           Virginia Tech on the contrary, powered their way through the first two rounds, victorious by 25 points over Chattanooga University, followed up by putting on a show for the crowd with a 12 point win against South Dakota State. In their South Dakota game, the Hokies never gave up the lead, with tip off beginning their initial 19-7 run.

           Women’s Bracket: Sweet Sixteen 

           The Virginia Tech Hokies continued to assert their dominance on the court to hold a spot in the elite eight, defeating Ohio State 84-74.

           Women’s Bracket: Elite Eight

           The women’s elite eight was full of impressive stats and performances all around. This is one of the particularly spectacular ones:

           Caitlin Clark, a junior and the face of the University of Iowa this year, had a spectacular game against the University of Louisville, dropping 41 points in addition to her triple double.
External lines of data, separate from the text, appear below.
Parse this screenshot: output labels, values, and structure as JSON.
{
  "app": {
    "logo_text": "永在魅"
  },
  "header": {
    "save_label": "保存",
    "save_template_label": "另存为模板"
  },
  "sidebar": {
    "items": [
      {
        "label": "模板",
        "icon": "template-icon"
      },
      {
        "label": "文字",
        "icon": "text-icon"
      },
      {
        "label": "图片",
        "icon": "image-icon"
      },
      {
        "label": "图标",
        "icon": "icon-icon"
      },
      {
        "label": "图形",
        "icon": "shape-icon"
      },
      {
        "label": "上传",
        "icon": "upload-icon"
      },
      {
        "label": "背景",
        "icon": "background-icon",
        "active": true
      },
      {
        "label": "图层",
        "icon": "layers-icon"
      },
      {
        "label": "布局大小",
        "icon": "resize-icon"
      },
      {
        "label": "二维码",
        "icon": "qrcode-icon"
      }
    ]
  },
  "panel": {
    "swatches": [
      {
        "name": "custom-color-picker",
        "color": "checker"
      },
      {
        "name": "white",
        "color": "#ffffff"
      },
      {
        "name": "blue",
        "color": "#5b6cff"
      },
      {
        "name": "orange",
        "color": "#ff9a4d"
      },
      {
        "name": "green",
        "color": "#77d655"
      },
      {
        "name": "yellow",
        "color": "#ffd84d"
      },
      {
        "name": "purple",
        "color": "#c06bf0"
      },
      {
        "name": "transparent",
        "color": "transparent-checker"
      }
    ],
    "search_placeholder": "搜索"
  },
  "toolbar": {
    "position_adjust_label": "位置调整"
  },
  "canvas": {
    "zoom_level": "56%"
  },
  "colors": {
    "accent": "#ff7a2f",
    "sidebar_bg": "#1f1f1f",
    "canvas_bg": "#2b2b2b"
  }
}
The Hawkeyes proceeded to shut down the Cardinals 97-83.

           Women’s Bracket: Final Four

           Opposed to the men’s bracket, the women’s final four consists of all first, second, and third seeds, with Louisiana State University (LSU) versus Virginia Tech and the University of Iowa versus the University of South Carolina. 

           Clark struck again against South Carolina, accounting for another 41 points out of the Hawkeye’s 77 to overcome the number one seed. Iowa beat South Carolina by a nail biting four points during the back and forth game. 

           Virginia Tech’s playoff run ended with a loss to LSU. The Hokies had 18 turnovers and were outscored 13-29 in the fourth quarter, securing LSU’s win. Forward Angel Reese also achieved a double double in the final four victory.

           Women’s Bracket: Championship

           Much like the men’s side, the women would see no number one seeds, being LSU versus Iowa. The championship game was revolutionary; the final score broke triple digits for LSU, 102-85, uncommonly seen in collegiate games. This is also the most viewed women’s collegiate game at 9.9 million views To compare, the National Women’s Basketball Association averages less than a million views per game. In the showdown, Clark’s 30 points were nowhere close to taking down LSU, who had five players in double figures, with Reese having another double-double.

           Congratulations to all of the teams that qualified to compete in March Madness, and especially to UConn and LSU for achieving the astounding title of 2023 champions!